As the ceremony went on with one political message after another from all the political and religious factions and eulogies delivering their bias messages honoring a man, it came time for Billy Crystal to be on stage and said, ‘it’s half time.’
It was funny and it brought down the house, because it was only half time to a memorial for the building of an idol to be.
Before that half-time interlude their were Jews, Muslims, Buddhists, Politicians, Preachers from a plethora of religions and beliefs touting their causes in the guise of an eulogy for Ali.
Politics reared it’s ugly head in a memorial for the deceased — is this the way it should be — politicizing a death?
Even Billy Crystal, one of my favorite comics, built into his routine a line from Hillary Clinton’s bid to be president, saying we ‘should build bridges rather than walls.’
With that subtle message we can tell where he was coming from.
That’s okay, I can overlook it because he’s a funny man and captures the essence of persuasion from a different point of view.
Keep in mind when persons are selected to be eulogist’s for famous people they too must keep their own egos in mind, for they do not want to be upstaged by the person appearing before them.
Billy Crystal took the stage and left everyone else behind him including President Clinton, who used to be pretty good especially at eulogies, but has lost his edge and his voice, and Bryant Gumbel, held his own.
All eulogists, however, glossed over the fact that Mohammad Ali was a conscientious objector while being inducted into the Army during the Vietnam War.
Conscientious objector for what, a religion he was changing to, or one he was leaving. A popular draft dodger, or one that didn’t want to fight for whatever reason — even though he was a fighter, or a boxer. In World War II there were the likes of Ted Williams who interrupted a promising baseball career to be a fighter pilot and many others in professional sports did the same. These were patriots, believing in America.
To this day what Ali did doesn’t sit well with veterans.

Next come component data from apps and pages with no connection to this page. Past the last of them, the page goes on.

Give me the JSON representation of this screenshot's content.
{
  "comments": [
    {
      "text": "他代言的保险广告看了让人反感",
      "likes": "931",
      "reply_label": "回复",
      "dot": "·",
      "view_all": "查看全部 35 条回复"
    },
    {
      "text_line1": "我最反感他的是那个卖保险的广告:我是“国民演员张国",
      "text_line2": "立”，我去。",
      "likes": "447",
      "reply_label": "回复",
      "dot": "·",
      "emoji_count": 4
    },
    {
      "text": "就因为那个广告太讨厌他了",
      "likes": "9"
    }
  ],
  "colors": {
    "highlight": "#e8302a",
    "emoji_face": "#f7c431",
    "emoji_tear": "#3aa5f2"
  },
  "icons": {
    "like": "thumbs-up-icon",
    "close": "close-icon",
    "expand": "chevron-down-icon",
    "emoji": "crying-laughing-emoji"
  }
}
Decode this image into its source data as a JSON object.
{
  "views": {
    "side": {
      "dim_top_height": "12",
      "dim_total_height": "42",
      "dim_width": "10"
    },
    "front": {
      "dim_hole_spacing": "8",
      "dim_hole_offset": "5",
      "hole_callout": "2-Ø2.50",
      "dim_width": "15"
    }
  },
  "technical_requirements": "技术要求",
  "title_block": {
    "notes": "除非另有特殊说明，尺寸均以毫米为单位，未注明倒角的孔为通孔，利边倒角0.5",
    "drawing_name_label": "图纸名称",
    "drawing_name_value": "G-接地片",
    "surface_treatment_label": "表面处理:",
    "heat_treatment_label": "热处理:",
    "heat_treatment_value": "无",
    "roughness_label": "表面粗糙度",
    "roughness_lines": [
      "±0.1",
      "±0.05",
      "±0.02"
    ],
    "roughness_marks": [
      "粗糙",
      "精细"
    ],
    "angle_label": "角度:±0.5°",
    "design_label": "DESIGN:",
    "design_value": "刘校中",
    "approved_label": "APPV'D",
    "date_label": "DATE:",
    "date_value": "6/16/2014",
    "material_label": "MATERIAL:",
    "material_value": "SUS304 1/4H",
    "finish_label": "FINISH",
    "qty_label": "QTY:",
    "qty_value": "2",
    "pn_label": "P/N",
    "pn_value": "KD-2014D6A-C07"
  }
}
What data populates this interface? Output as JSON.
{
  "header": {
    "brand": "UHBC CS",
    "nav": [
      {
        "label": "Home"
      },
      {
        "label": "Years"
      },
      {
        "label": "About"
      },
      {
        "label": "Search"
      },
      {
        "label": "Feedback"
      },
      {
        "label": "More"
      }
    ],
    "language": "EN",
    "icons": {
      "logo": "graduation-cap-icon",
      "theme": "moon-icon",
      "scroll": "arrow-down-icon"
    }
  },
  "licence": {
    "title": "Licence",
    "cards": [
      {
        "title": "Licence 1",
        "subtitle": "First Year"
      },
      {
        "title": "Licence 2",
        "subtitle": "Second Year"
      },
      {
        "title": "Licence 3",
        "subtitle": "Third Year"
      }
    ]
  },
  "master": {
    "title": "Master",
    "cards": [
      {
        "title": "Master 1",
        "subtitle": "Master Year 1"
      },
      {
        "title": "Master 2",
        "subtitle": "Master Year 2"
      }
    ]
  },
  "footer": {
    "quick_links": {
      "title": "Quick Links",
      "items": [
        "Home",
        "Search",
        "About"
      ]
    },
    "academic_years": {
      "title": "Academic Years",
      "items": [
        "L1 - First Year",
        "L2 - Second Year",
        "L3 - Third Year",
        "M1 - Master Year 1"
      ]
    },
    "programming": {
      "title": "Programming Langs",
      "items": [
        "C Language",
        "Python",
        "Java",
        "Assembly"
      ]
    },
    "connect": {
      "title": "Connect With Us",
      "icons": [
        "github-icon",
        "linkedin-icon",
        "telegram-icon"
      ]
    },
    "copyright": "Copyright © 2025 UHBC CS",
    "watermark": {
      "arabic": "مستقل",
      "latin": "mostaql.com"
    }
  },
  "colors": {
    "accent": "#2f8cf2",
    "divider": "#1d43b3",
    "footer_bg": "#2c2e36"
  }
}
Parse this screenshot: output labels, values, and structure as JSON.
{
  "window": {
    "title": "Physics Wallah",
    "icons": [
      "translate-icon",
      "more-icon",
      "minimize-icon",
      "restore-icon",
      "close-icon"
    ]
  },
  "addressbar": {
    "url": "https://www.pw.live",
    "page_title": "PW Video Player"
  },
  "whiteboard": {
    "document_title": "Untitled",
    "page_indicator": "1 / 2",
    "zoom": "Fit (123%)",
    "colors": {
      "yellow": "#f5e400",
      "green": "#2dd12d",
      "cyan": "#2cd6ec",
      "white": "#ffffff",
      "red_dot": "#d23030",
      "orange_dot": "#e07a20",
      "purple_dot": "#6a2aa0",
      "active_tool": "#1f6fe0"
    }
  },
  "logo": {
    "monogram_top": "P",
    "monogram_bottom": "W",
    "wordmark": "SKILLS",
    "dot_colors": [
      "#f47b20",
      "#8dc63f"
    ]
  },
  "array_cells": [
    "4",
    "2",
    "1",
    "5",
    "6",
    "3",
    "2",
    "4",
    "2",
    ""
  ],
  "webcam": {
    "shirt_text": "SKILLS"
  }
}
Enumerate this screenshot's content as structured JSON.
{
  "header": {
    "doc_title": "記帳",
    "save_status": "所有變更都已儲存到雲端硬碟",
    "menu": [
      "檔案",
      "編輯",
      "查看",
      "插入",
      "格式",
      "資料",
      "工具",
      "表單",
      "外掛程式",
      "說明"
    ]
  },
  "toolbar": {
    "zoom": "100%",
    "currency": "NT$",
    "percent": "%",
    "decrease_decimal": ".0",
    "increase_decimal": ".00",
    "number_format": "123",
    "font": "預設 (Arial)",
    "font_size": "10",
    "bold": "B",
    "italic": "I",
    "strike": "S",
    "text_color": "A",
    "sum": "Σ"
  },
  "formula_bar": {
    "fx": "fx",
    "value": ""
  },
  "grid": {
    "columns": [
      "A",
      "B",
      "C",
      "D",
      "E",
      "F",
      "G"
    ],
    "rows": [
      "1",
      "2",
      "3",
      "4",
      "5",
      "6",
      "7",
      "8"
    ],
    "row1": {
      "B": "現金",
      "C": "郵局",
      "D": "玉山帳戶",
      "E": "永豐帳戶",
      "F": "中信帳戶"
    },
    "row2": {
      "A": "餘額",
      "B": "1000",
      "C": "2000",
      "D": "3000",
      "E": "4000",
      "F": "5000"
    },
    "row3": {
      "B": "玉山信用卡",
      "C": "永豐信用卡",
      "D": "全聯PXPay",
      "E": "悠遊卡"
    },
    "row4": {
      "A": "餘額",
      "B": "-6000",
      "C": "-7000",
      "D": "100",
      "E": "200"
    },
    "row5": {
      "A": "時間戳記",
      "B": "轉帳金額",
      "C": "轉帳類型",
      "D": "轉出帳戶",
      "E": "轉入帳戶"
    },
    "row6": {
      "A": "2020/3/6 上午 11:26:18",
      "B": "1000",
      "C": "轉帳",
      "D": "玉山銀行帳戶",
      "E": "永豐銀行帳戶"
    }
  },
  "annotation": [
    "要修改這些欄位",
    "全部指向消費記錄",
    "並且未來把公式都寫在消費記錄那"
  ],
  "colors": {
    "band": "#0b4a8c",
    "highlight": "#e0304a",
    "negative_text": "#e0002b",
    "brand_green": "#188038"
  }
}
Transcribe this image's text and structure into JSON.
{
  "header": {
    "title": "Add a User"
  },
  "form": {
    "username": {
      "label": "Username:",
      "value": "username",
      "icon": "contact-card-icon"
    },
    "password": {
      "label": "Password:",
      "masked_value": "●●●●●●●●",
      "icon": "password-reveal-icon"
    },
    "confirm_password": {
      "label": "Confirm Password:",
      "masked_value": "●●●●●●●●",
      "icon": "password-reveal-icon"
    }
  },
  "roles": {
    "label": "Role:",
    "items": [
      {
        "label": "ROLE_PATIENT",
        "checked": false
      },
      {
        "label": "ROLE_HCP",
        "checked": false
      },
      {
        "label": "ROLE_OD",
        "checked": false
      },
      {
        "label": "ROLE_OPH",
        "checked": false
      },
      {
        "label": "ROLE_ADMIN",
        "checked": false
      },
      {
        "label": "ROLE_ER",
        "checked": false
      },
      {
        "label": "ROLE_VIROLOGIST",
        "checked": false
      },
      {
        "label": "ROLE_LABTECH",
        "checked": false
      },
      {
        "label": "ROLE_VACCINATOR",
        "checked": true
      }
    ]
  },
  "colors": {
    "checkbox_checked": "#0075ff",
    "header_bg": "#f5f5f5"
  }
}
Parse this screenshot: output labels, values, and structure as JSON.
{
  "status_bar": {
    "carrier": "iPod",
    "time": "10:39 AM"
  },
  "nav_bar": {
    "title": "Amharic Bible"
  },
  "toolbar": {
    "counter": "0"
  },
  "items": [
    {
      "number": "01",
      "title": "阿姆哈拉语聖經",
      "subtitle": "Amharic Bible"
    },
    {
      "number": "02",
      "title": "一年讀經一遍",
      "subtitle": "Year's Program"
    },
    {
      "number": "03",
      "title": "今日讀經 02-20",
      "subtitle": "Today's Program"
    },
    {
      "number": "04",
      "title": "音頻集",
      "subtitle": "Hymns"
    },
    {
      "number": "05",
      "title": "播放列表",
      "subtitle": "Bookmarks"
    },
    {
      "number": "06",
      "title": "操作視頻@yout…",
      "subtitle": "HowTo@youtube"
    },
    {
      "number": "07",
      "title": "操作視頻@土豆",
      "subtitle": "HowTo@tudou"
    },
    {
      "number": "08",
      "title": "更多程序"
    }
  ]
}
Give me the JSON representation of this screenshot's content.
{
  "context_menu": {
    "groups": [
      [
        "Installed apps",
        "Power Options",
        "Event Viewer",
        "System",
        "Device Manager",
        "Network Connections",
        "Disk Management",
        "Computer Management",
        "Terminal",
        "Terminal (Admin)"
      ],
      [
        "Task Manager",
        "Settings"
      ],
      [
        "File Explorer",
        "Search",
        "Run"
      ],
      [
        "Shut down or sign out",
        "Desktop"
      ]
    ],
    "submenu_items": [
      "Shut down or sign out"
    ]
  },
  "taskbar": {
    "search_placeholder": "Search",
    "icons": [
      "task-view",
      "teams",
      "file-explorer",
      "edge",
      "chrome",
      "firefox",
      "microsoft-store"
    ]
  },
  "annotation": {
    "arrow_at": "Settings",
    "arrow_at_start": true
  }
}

I often think of the names on that Vietnam wall in DC and the sacrifice they made for political decisions made by our country, and the decision Ali made as a conscientious objector — or draft dodger — and now the juxtaposition of all of this and its perception makes him into an Idol. This is wrong and certainty doesn’t make him a patriot.
As those who were behind the scenes recognizing Ali’s potential as a boxer in those early days in Louisville and cashing in on same, I am sure their are now those recognizing in death his potential as an Idol and the cash it might bring to his estate and once again cashing in on it.
Nevertheless, RIP Mohammad Ali.